> _Aim of the exercise_:
Would you copy every line of the listing below that includes the word "level"?

> _Extracted data_:
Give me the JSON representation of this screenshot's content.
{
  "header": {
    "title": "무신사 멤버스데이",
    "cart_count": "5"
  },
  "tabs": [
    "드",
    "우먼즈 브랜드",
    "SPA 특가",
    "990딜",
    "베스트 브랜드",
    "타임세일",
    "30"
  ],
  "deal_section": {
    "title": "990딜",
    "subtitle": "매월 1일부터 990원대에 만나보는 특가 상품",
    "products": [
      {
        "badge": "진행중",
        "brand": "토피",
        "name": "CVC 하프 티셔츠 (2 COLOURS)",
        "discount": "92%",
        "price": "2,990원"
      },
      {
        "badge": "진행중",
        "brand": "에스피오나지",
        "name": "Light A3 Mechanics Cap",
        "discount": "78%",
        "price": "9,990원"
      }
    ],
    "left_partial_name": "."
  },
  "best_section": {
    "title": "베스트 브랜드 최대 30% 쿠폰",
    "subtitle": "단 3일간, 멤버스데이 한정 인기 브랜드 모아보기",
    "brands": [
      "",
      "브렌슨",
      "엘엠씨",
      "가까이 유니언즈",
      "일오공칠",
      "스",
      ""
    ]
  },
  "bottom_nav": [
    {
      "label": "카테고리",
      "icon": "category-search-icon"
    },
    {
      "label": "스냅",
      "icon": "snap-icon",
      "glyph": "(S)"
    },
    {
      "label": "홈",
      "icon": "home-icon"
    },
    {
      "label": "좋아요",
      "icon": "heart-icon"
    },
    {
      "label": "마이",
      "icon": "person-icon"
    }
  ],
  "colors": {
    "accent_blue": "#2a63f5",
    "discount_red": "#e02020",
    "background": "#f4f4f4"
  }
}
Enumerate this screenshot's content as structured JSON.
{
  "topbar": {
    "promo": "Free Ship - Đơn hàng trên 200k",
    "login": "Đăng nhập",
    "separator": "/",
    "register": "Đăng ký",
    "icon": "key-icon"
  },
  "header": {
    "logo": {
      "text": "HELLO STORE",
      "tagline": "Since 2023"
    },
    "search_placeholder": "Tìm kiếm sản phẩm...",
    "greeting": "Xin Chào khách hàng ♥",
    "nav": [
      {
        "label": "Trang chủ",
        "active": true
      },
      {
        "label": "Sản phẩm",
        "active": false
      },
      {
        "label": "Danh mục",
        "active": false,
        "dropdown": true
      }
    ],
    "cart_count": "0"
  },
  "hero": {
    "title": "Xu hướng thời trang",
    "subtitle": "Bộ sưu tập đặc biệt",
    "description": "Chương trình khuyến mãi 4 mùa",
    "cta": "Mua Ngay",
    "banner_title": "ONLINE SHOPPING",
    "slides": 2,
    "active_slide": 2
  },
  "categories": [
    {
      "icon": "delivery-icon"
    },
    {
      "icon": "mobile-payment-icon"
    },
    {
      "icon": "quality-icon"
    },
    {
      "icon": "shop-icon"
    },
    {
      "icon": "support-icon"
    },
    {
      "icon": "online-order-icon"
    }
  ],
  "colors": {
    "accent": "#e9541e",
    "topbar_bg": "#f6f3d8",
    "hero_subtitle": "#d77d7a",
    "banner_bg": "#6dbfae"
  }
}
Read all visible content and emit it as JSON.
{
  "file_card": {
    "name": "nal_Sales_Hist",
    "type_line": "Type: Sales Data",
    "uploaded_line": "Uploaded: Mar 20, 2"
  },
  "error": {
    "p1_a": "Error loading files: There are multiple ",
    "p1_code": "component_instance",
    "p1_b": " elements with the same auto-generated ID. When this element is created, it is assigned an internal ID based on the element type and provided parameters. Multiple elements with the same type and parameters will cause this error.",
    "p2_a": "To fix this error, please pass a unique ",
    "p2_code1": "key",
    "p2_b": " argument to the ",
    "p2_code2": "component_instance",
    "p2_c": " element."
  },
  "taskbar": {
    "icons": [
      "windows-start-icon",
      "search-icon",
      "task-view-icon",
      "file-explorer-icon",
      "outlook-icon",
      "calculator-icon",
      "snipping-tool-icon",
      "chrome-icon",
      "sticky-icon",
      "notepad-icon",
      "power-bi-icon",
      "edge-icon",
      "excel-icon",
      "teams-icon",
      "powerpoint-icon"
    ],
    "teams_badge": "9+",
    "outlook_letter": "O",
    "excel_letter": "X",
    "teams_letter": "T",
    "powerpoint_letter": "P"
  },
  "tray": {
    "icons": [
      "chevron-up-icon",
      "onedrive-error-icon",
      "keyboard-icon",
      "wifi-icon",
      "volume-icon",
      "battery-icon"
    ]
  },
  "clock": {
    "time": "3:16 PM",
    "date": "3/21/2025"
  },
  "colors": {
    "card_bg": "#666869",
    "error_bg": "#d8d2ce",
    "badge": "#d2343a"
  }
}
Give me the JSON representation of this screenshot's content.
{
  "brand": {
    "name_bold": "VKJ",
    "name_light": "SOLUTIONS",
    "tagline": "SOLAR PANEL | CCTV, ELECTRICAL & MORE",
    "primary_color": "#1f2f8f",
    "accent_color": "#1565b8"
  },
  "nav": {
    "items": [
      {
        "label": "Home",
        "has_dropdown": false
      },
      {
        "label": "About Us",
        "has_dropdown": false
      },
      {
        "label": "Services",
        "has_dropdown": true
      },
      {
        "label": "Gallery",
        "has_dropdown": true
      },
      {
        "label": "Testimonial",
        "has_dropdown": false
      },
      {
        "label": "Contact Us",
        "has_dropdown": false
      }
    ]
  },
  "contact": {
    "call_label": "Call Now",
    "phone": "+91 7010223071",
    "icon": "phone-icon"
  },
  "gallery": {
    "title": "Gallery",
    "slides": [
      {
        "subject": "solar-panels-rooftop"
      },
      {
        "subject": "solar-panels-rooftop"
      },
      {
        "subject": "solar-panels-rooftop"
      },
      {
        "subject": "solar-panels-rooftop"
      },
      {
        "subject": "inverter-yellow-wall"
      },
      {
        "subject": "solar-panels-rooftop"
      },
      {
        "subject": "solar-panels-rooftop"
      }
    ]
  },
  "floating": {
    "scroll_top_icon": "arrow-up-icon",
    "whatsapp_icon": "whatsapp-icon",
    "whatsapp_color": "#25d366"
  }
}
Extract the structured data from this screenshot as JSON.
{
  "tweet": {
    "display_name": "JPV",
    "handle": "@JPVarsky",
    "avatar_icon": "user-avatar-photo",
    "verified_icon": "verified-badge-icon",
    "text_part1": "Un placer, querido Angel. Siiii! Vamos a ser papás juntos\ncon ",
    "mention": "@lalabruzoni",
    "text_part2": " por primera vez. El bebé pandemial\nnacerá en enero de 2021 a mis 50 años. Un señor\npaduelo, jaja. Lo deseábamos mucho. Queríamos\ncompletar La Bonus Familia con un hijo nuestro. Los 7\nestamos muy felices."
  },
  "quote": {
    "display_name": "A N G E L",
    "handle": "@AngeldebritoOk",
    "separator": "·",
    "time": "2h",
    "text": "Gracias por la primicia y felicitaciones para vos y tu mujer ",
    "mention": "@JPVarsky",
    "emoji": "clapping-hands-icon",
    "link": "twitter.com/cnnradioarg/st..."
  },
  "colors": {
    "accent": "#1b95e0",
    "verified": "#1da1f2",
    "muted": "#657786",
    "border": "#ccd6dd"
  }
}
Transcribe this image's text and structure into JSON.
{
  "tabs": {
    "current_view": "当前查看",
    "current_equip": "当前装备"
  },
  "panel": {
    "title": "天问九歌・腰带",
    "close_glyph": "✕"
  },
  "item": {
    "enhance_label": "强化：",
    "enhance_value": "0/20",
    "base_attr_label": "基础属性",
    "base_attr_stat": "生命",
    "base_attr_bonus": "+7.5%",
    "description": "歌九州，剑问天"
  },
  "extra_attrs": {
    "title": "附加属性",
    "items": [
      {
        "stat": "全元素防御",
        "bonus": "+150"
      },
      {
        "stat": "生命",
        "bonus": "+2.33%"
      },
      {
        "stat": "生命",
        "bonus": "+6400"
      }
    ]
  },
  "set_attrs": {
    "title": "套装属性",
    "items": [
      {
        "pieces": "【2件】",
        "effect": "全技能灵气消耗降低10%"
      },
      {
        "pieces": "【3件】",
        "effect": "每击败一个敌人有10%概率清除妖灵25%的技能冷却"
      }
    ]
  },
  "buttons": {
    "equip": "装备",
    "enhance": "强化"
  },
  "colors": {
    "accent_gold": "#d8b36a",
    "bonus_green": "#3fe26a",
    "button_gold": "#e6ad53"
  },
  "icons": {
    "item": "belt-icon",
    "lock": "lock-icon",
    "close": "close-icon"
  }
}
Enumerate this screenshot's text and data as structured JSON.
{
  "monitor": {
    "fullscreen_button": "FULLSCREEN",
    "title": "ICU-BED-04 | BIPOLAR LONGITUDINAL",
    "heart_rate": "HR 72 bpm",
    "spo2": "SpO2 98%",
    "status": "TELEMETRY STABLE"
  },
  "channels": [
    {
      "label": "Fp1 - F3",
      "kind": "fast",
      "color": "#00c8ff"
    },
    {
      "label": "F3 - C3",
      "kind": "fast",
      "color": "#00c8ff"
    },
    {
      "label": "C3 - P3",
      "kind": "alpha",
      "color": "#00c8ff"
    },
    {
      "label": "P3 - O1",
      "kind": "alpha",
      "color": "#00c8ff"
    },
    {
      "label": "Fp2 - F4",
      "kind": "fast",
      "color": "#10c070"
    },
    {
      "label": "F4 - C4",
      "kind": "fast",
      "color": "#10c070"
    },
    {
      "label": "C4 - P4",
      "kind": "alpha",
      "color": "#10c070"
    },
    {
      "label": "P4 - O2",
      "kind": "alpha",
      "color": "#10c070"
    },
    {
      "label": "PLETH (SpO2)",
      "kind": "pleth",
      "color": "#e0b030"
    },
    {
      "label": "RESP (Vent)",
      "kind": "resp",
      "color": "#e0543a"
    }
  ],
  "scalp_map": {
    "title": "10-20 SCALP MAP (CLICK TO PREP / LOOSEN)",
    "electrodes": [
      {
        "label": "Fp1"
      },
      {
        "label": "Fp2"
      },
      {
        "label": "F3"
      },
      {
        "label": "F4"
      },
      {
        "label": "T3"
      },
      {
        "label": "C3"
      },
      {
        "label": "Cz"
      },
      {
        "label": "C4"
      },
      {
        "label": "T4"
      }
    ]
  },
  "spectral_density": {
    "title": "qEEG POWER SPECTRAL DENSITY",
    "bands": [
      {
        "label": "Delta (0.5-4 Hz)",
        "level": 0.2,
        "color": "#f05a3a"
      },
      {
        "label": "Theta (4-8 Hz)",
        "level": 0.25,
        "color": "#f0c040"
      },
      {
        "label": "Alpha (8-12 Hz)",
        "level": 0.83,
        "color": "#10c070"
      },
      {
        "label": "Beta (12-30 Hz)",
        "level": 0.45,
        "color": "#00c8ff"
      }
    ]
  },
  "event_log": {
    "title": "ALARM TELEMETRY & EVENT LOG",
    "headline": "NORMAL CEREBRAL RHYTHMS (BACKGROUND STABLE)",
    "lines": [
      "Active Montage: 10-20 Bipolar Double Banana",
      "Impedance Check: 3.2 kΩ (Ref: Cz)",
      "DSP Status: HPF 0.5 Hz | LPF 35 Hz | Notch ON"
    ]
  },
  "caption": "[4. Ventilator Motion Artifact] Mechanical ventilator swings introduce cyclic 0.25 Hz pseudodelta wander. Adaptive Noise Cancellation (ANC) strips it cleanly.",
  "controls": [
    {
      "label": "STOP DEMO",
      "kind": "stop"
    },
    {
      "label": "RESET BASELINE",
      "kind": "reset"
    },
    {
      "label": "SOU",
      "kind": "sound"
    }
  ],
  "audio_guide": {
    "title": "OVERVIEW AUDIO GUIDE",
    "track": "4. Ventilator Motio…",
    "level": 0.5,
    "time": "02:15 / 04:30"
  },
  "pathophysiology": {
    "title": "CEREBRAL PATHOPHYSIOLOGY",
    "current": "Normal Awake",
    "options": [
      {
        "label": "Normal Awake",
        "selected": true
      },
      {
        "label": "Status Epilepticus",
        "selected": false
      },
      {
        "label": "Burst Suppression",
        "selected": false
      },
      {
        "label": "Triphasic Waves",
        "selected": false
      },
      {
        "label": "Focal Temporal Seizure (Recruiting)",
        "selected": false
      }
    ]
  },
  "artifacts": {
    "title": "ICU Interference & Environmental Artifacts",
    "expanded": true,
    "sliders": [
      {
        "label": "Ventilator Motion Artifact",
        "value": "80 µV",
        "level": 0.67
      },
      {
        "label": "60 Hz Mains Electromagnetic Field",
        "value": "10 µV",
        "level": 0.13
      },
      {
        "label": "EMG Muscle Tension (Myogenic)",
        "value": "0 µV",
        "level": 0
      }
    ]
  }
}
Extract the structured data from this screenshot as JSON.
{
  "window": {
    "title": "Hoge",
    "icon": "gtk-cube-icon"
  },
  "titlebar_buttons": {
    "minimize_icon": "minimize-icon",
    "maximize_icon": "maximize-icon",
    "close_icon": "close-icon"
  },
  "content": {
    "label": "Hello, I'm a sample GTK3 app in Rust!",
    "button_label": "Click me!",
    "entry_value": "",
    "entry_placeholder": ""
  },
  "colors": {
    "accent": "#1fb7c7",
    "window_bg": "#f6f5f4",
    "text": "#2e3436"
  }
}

> _Answer box_:
        "level": 0.2,
        "level": 0.25,
        "level": 0.83,
        "level": 0.45,
    "level": 0.5,
        "level": 0.67
        "level": 0.13
        "level": 0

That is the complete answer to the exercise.